- Problem details: Read the records below and copy each line that contains "JSON".

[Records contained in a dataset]

____________________

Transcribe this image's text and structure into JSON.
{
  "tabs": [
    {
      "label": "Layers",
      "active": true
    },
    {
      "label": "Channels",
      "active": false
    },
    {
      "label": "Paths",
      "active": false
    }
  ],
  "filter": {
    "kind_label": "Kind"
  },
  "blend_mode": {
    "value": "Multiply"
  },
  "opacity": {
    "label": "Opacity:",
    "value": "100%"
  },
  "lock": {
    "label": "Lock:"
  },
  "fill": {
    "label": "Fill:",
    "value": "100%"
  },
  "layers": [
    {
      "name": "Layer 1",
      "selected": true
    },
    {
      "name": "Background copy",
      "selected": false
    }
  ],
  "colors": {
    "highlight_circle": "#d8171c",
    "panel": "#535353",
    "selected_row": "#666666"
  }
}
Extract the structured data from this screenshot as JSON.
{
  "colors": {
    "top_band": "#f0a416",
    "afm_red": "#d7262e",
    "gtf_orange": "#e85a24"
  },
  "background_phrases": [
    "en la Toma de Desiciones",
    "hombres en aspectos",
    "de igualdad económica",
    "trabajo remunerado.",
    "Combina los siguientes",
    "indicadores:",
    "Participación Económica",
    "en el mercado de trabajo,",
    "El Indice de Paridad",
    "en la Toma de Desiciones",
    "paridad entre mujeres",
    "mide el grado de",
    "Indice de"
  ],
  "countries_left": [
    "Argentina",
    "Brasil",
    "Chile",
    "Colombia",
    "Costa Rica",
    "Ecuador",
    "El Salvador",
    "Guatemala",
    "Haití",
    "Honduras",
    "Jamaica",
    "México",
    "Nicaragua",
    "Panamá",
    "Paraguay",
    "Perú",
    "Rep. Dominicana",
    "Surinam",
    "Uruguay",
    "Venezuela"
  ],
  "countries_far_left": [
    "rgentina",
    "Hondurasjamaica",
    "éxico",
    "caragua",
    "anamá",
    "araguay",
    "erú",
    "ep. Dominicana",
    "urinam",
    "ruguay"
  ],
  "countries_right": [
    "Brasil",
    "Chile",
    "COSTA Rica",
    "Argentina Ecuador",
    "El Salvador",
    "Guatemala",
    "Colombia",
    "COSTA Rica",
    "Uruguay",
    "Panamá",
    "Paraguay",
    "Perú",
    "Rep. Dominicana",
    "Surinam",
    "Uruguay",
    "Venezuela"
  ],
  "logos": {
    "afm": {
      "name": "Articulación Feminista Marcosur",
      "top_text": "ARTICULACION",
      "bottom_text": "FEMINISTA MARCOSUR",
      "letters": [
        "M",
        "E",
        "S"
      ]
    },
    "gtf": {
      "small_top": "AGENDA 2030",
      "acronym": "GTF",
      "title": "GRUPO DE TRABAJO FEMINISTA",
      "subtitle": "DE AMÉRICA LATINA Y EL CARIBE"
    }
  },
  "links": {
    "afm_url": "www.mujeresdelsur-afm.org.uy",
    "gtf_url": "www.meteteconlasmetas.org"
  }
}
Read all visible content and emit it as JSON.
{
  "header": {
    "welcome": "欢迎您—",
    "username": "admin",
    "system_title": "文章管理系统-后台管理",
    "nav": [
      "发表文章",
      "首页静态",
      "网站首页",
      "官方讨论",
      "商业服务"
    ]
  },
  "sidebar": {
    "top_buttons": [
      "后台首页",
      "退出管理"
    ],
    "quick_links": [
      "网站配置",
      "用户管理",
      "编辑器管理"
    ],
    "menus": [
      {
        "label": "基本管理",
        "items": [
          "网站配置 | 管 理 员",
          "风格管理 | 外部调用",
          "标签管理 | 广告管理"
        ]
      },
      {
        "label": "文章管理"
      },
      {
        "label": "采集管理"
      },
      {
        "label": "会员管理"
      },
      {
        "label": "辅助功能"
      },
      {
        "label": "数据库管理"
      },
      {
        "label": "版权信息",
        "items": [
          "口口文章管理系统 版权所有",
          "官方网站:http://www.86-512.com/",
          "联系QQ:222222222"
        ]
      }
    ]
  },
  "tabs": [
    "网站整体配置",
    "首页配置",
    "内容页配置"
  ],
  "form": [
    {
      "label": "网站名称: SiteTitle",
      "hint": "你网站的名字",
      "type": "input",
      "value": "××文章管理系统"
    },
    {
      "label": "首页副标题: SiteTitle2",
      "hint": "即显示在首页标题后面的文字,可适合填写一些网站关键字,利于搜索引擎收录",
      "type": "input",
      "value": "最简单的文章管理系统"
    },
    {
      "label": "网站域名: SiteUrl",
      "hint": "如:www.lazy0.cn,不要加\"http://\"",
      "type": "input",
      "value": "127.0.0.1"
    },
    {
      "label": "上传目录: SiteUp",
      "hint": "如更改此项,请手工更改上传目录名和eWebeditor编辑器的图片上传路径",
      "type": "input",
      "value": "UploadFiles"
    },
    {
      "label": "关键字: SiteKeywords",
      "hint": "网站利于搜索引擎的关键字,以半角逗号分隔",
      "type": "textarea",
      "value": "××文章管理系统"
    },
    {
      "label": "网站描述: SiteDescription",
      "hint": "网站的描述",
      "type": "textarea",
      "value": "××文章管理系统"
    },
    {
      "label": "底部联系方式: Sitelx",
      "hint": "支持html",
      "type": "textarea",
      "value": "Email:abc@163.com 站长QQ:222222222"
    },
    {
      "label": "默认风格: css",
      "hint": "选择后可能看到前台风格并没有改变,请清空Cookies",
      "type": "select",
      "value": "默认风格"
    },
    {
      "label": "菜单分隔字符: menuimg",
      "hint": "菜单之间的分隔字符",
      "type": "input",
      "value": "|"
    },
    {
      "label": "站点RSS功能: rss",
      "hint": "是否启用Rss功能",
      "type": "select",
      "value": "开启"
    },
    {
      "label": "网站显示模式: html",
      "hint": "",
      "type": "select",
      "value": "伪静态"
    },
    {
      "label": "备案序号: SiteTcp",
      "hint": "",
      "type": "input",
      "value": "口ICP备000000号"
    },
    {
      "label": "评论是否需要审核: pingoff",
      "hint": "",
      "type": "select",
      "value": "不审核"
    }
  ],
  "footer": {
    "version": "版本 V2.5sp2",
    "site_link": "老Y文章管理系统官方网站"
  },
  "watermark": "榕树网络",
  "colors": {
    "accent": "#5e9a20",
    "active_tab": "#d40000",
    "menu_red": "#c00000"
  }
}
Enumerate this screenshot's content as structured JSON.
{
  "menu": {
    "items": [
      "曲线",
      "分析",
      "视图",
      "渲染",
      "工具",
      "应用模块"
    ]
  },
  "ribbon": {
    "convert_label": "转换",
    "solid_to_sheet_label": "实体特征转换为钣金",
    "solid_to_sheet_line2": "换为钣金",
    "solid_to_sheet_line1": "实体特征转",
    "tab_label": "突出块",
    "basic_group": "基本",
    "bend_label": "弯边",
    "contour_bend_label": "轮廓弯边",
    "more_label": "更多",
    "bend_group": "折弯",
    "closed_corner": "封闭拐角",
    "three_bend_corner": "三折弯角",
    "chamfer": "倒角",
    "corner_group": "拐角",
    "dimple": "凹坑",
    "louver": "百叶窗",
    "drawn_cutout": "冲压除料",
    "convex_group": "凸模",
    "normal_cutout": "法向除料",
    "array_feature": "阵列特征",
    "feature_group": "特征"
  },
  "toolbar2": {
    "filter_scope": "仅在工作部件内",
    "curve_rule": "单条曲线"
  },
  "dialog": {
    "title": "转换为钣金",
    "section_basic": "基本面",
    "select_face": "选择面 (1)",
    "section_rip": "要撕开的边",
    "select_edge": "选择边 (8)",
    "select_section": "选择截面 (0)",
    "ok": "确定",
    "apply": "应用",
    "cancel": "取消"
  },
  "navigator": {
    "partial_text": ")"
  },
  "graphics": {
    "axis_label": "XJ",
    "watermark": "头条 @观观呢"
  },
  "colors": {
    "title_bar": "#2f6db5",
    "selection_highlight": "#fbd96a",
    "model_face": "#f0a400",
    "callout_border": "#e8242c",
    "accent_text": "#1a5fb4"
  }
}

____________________

- Result of the task:
Transcribe this image's text and structure into JSON.
Extract the structured data from this screenshot as JSON.
Read all visible content and emit it as JSON.
Enumerate this screenshot's content as structured JSON.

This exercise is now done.